Common Reasons for Disciplinary Action

According to the California Department of Real Estate, there are many causes for disciplinary action against real estate licensees, but some of the most common are:

  • Failing to disclose a criminal conviction.
  • Performing real estate activities that require a license without the oversight of a licensed supervisor.
  • Misrepresenting material facts about a property or failing to disclose these facts.
  • Mishandling trust funds.
  • Failing to report others who violate real estate law.

If a licensee is accused of any of these charges, the California Department of Real Estate will notify them of the intended disciplinary action. Upon receiving the notice, the licensee has 15 days to request a hearing, if they desire one. After the hearing, the Real Estate Commissioner may decide to restrict, suspend or revoke a license.

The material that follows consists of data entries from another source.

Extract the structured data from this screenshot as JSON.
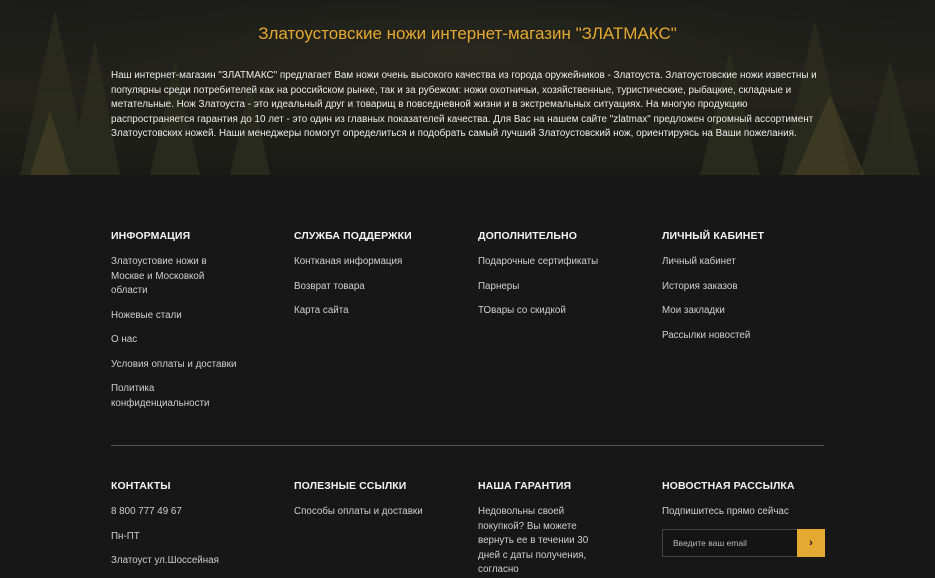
{
  "hero": {
    "title": "Златоустовские ножи интернет-магазин \"ЗЛАТМАКС\"",
    "text": "Наш интернет-магазин \"ЗЛАТМАКС\" предлагает Вам ножи очень высокого качества из города оружейников - Златоуста. Златоустовские ножи известны и популярны среди потребителей как на российском рынке, так и за рубежом: ножи охотничьи, хозяйственные, туристические, рыбацкие, складные и метательные. Нож Златоуста - это идеальный друг и товарищ в повседневной жизни и в экстремальных ситуациях. На многую продукцию распространяется гарантия до 10 лет - это один из главных показателей качества. Для Вас на нашем сайте \"zlatmax\" предложен огромный ассортимент Златоустовских ножей. Наши менеджеры помогут определиться и подобрать самый лучший Златоустовский нож, ориентируясь на Ваши пожелания."
  },
  "footer": {
    "info": {
      "heading": "ИНФОРМАЦИЯ",
      "links": [
        "Златоустовие ножи в Москве и Московкой области",
        "Ножевые стали",
        "О нас",
        "Условия оплаты и доставки",
        "Политика конфиденциальности"
      ]
    },
    "support": {
      "heading": "СЛУЖБА ПОДДЕРЖКИ",
      "links": [
        "Контканая информация",
        "Возврат товара",
        "Карта сайта"
      ]
    },
    "extra": {
      "heading": "ДОПОЛНИТЕЛЬНО",
      "links": [
        "Подарочные сертификаты",
        "Парнеры",
        "ТОвары со скидкой"
      ]
    },
    "account": {
      "heading": "ЛИЧНЫЙ КАБИНЕТ",
      "links": [
        "Личный кабинет",
        "История заказов",
        "Мои закладки",
        "Рассылки новостей"
      ]
    },
    "contacts": {
      "heading": "КОНТАКТЫ",
      "phone": "8 800 777 49 67",
      "hours": "Пн-ПТ",
      "address": "Златоуст ул.Шоссейная"
    },
    "useful": {
      "heading": "ПОЛЕЗНЫЕ ССЫЛКИ",
      "links": [
        "Способы оплаты и доставки"
      ]
    },
    "guarantee": {
      "heading": "НАША ГАРАНТИЯ",
      "text": "Недовольны своей покупкой? Вы можете вернуть ее в течении 30 дней с даты получения, согласно"
    },
    "newsletter": {
      "heading": "НОВОСТНАЯ РАССЫЛКА",
      "subtitle": "Подпишитесь прямо сейчас",
      "placeholder": "Введите ваш email",
      "button": "›"
    }
  },
  "colors": {
    "accent": "#e5a830",
    "background": "#171717"
  }
}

Restrictions and Revocations

If your license is restricted or revoked, it is possible to get it reinstated.

It is recommended that you consult a licensing attorney to assist you with the petition.

You must wait one year since the imposition of the revocation or restriction before seeking reinstatement.

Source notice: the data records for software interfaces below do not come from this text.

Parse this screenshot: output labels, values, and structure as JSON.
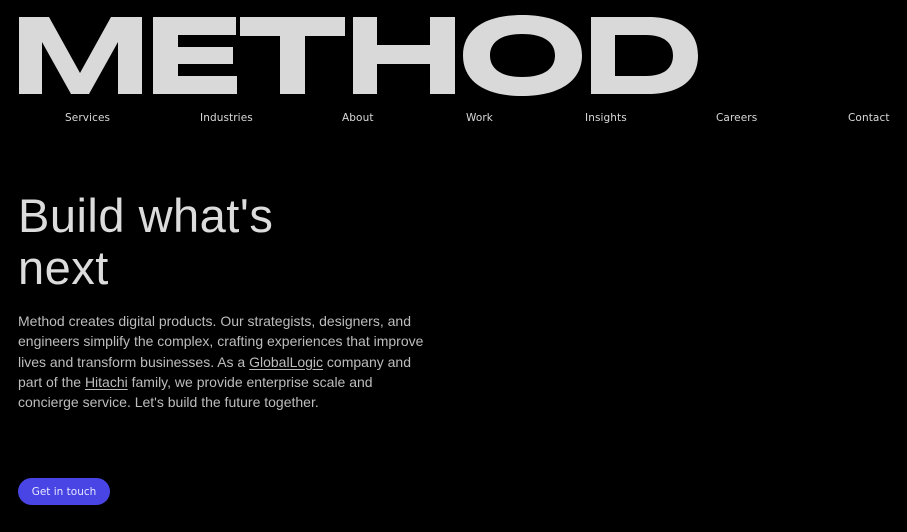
{
  "brand": {
    "logo_text": "METHOD",
    "logo_color": "#d9d9d9"
  },
  "nav": {
    "items": [
      {
        "label": "Services"
      },
      {
        "label": "Industries"
      },
      {
        "label": "About"
      },
      {
        "label": "Work"
      },
      {
        "label": "Insights"
      },
      {
        "label": "Careers"
      },
      {
        "label": "Contact"
      }
    ]
  },
  "hero": {
    "title_line1": "Build what's",
    "title_line2": "next",
    "copy_part1": "Method creates digital products. Our strategists, designers, and engineers simplify the complex, crafting experiences that improve lives and transform businesses. As a ",
    "link1": "GlobalLogic",
    "copy_part2": " company and part of the ",
    "link2": "Hitachi",
    "copy_part3": " family, we provide enterprise scale and concierge service. Let's build the future together.",
    "cta_label": "Get in touch",
    "cta_color": "#4945e4"
  }
}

The first step is to petition for reinstatement of an unrestricted license, which the Department charges $800 for just the filing of the petition. The petition will have to be submitted by documentary evidence that a trained professional licensing attorney can assist you to compile.

At this point, your case will be assigned to a Deputy Real Estate Commissioner who will conduct an investigation.

During the investigation, the Commissioner will focus on your behavior since the disciplinary action occurred. This may include reviewing criminal records, bankruptcy court records, employment records, and any internal records of the Bureau. In addition, they will interview you to determine to what extent your behavior has changed. They will then prepare a report with recommendations and submit it to the Legal Section of the California Bureau of Real Estate. At this point, the Legal Section submits a report to the Real Estate Commissioner, who will grant or deny your petition. They will then send you a final order with terms and conditions you must fulfill, assuming your request was granted.

Seeking Legal Help

Working with a licensing attorney may benefit your petition and prepare you for the petition, interview, and potential appeal of a decision regarding your petition.

If you are in a position where your real estate license is in jeopardy, attorney Scott J Harris can help. Call 323-794-0701 for a free consultation.

This blog is meant to be informational. It is not meant to be all-encompassing legal advice. If you are facing a situation involving your professional license, seek counsel from a licensed attorney.